In recent years, we’ve seen a number CEOs create problems for the companies they run with ill-timed tweets, ill-advised statements, or behavior unbecoming of their leadership roles. As was recently detailed in a terrific piece in PRNews, there are a number of considerations to make when companies determine how best to respond. Here’s a look at the seven I believe are most important.
1. Determine the severity of the sin.
There are a thousand shades of grey and every case if different, but the first question the company must ask itself is “Can the CEO regain the trust of our consumers and stakeholders?” Off color or offensive remarks made via social media are one thing (such as those made recently by Chick-fil-A’s Dan Cathy). Protecting the likes of Jerry Sandusky is another. The severity of the sin dictates whether or not to sever ties with the CEO. As such, it is the first element the company must consider.
2. Determine the IR Response.
Private companies usually have fewer audiences so there is more latitude. Public companies have an audience of shareholders to cater to, and their concerns need to be gauged and addressed by the board. That said, shareholders’ greatest concerns will likely be tied to how the company’s consumers are responding to the CEO’s gaffe. So, above all, they will want to know that the company has a sound strategy in place to restore the company’s brand to its previous state – as well that of the CEO if he or she is remaining on board.
3. Determine whether the CEO’s brand can be distanced from that of the company.
Some brands are inexorably tied to the men and women who lead them (such as Martha Stewart or Paula Deen). Others are not (such as HP’s Mark Hurd or Yahoo’s Marissa Mayer). If the two can be reasonably separated, they should be via statements that the sin does not reflect the company’s values. If they can’t, a much more aggressive response is necessary.
4. Determine how the sin relates to the company’s brand and marketplace.
While the DOMA comments made by Chick-fil-A CEO Dan Cathy were certainly offensive to some, a significant number of the company’s customers likely felt the same way (as evidenced by spikes in sales). At the same time, do you think that most of Martha Stewart’s fans really cared that she lied to the SEC? Remember that the same sin can be judged differently by different audiences. As such, gauging how the CEOs misstep relates to the company’s brand, marketplace, and target demographics is an absolute imperative when formulating a response strategy.
5. Determine how the sin’s timing affects its impact.
A number of CEOs have survived sexually related scandals. But when Restoration Hardware CEO Gary Friedman faced his, it was on the eve of his company’s IPO. That left the board no choice but to show him the door, despite the fact that Friedman had built the company into what it was. Timing is everything – and sometimes demands a more aggressive response than would normally be called for.

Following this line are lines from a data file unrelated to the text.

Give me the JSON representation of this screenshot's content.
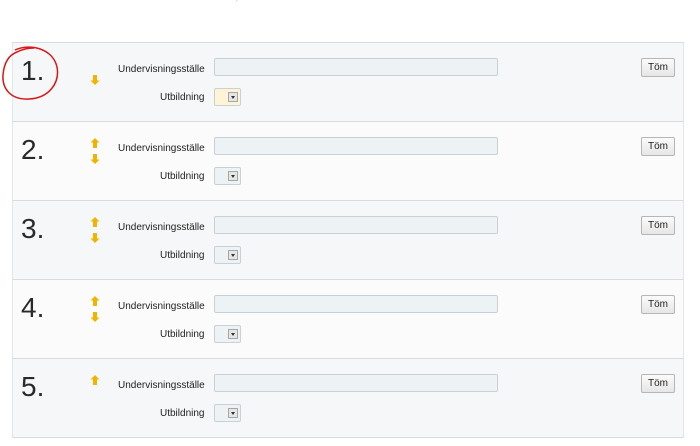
{
  "header": {
    "mark": "'"
  },
  "rows": [
    {
      "number": "1.",
      "place_label": "Undervisningsställe",
      "edu_label": "Utbildning",
      "clear_label": "Töm",
      "has_up": false,
      "has_down": true
    },
    {
      "number": "2.",
      "place_label": "Undervisningsställe",
      "edu_label": "Utbildning",
      "clear_label": "Töm",
      "has_up": true,
      "has_down": true
    },
    {
      "number": "3.",
      "place_label": "Undervisningsställe",
      "edu_label": "Utbildning",
      "clear_label": "Töm",
      "has_up": true,
      "has_down": true
    },
    {
      "number": "4.",
      "place_label": "Undervisningsställe",
      "edu_label": "Utbildning",
      "clear_label": "Töm",
      "has_up": true,
      "has_down": true
    },
    {
      "number": "5.",
      "place_label": "Undervisningsställe",
      "edu_label": "Utbildning",
      "clear_label": "Töm",
      "has_up": true,
      "has_down": false
    }
  ],
  "colors": {
    "arrow": "#f0b400",
    "annotation": "#d81818",
    "highlight_select": "#fff4d6"
  },
  "icons": {
    "up": "arrow-up-icon",
    "down": "arrow-down-icon"
  }
}
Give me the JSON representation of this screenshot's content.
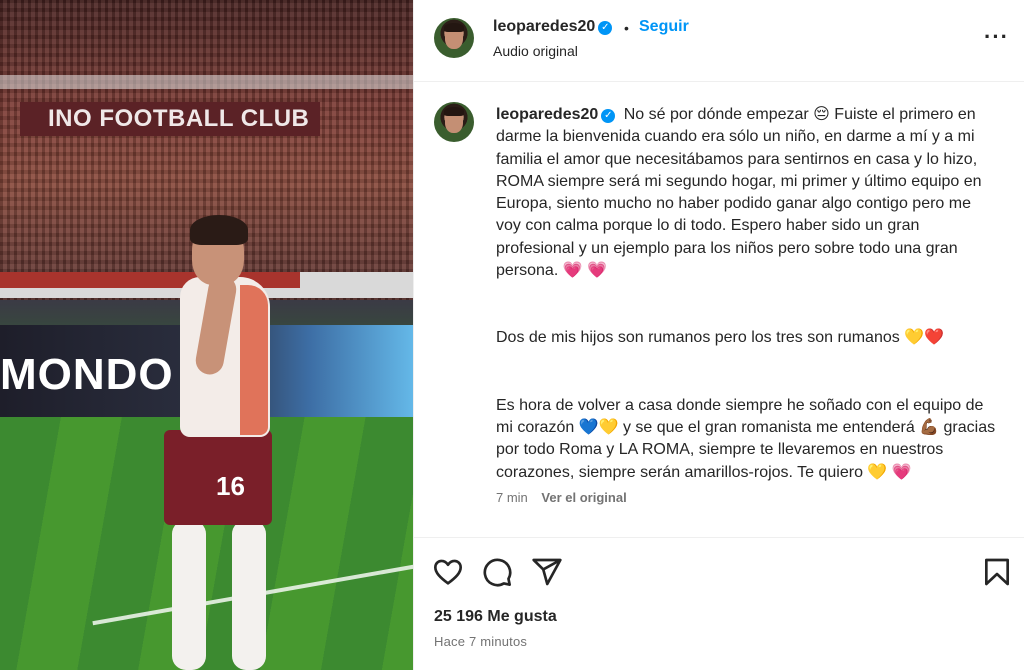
{
  "media": {
    "banner_text": "INO FOOTBALL CLUB",
    "board_text": "MONDO",
    "jersey_number": "16"
  },
  "header": {
    "username": "leoparedes20",
    "verified_icon": "✓",
    "separator": "•",
    "follow_label": "Seguir",
    "subtitle": "Audio original",
    "more_label": "···"
  },
  "caption": {
    "username": "leoparedes20",
    "paragraph_1": "No sé por dónde empezar 😔 Fuiste el primero en darme la bienvenida cuando era sólo un niño, en darme a mí y a mi familia el amor que necesitábamos para sentirnos en casa y lo hizo, ROMA siempre será mi segundo hogar, mi primer y último equipo en Europa, siento mucho no haber podido ganar algo contigo pero me voy con calma porque lo di todo. Espero haber sido un gran profesional y un ejemplo para los niños pero sobre todo una gran persona. 💗 💗",
    "paragraph_2": "Dos de mis hijos son rumanos pero los tres son rumanos 💛❤️",
    "paragraph_3": "Es hora de volver a casa donde siempre he soñado con el equipo de mi corazón 💙💛 y se que el gran romanista me entenderá 💪🏾 gracias por todo Roma y LA ROMA, siempre te llevaremos en nuestros corazones, siempre serán amarillos-rojos. Te quiero 💛 💗",
    "time_ago": "7 min",
    "see_original": "Ver el original"
  },
  "actions": {
    "likes": "25 196 Me gusta",
    "posted": "Hace 7 minutos"
  },
  "colors": {
    "accent": "#0095f6",
    "text": "#262626",
    "secondary": "#737373",
    "border": "#efefef"
  },
  "icons": [
    "heart-icon",
    "comment-icon",
    "share-icon",
    "bookmark-icon",
    "more-icon",
    "verified-icon"
  ]
}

6. Determine the cost/benefit of sticking with an embattled CEO.
Sometimes, a CEO is so visionary and essential to success that the company can afford to take the temporary reputational hit that comes with standing by him or her. That wasn’t the case for HP’s Mark Hurd. Nor was it the case when the Food Network parted ways with Paula Deen. When the harsh spotlight fell on Martha Stewart, however, it was a different matter entirely.
7. How much goodwill resides in the CEO’s trust bank?
Has the CEO built up enough credibility and trust to be given the benefit of the doubt for one misstep? Investors didn’t revolt against Warren Buffett when he backed higher taxes on the rich because Buffett was the one that made them rich in the first place. That meant Berkshire Hathaway didn’t need to respond to the comments at all – even though others would have a tough time stonewalling in the same situation.